From the material below, copy every line in which the word "icon" occurs.
++++ Supplied material ++++
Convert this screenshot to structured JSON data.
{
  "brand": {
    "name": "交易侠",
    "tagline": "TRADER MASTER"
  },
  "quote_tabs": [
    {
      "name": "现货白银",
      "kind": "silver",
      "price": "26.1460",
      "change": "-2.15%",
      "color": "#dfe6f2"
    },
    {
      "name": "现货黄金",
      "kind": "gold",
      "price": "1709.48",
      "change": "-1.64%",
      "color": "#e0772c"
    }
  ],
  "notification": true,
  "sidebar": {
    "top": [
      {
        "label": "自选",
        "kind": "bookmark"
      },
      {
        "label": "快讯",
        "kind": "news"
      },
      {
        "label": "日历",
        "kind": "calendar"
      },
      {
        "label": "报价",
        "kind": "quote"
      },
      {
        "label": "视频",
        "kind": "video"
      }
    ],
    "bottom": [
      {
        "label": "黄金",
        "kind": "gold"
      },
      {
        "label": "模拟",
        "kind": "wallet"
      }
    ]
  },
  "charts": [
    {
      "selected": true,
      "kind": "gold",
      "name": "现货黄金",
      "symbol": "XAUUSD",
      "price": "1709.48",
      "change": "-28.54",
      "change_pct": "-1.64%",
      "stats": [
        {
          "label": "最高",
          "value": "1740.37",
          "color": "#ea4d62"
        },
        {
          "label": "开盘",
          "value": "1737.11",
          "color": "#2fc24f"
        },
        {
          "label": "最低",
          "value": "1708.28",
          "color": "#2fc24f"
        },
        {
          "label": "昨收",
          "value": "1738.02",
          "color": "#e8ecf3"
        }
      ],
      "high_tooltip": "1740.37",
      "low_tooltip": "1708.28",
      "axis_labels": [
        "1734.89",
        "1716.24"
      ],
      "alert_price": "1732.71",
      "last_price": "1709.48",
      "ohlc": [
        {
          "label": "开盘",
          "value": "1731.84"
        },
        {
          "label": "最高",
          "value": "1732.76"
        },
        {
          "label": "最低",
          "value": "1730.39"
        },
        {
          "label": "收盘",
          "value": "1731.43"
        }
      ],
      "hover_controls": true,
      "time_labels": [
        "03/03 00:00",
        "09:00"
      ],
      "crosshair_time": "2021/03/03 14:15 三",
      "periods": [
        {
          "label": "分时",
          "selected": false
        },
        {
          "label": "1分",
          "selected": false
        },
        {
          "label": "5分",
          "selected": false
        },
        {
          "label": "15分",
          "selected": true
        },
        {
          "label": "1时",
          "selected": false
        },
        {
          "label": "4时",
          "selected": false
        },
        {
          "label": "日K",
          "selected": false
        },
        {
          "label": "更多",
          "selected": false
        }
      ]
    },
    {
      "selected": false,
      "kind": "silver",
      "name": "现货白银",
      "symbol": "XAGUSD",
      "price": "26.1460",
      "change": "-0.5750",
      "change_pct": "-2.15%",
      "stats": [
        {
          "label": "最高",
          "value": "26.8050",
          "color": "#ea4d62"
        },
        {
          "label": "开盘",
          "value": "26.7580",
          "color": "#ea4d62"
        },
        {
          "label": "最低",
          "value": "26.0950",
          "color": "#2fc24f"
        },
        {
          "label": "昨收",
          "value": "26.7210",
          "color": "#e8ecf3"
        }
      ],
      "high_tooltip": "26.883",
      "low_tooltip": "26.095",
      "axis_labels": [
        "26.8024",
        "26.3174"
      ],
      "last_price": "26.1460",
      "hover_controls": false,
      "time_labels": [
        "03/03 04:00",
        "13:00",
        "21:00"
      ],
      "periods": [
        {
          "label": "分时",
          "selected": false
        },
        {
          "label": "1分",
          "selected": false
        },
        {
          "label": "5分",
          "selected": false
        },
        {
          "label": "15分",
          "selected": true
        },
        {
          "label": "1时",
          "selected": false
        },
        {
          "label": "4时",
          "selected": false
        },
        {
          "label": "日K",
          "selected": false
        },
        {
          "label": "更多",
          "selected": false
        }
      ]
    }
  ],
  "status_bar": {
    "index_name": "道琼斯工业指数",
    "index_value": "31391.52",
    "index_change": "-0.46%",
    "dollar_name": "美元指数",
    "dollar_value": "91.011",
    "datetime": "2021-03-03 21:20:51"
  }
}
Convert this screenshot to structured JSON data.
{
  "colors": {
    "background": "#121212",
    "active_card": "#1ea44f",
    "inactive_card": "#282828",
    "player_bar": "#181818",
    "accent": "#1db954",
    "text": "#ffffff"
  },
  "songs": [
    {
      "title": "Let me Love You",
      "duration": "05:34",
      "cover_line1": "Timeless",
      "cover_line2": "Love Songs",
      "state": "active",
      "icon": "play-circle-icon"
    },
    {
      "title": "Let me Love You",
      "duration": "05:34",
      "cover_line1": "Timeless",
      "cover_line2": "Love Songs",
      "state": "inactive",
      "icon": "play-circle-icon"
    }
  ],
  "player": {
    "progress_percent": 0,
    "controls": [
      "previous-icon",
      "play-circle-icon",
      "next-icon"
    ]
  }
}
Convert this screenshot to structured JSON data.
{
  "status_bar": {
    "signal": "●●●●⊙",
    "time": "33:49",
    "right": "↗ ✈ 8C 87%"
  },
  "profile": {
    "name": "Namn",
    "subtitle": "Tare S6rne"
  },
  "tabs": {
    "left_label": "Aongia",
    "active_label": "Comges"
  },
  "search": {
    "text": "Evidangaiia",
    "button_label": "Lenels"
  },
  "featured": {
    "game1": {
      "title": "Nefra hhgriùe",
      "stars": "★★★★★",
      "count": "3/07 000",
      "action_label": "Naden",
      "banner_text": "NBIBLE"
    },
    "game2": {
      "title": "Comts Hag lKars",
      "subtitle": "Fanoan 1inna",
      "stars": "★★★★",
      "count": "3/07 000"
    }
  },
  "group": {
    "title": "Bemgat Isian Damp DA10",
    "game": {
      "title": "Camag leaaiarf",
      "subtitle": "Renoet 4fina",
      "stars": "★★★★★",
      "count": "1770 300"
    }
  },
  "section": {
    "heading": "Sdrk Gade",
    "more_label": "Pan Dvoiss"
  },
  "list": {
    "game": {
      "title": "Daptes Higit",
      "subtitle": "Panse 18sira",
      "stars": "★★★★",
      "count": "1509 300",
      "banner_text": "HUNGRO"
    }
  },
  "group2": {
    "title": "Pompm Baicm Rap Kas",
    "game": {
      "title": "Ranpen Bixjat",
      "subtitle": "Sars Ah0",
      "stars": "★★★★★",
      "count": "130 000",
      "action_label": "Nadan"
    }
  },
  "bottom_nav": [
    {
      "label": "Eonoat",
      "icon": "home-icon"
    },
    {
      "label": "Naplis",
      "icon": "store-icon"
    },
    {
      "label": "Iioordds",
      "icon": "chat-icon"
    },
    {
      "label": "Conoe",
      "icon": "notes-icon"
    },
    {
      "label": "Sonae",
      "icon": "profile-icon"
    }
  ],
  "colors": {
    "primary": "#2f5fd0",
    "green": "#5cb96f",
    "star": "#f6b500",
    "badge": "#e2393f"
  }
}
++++
_Exercise response_
      "icon": "play-circle-icon"
      "icon": "play-circle-icon"
      "previous-icon",
      "play-circle-icon",
      "next-icon"
      "icon": "home-icon"
      "icon": "store-icon"
      "icon": "chat-icon"
      "icon": "notes-icon"
      "icon": "profile-icon"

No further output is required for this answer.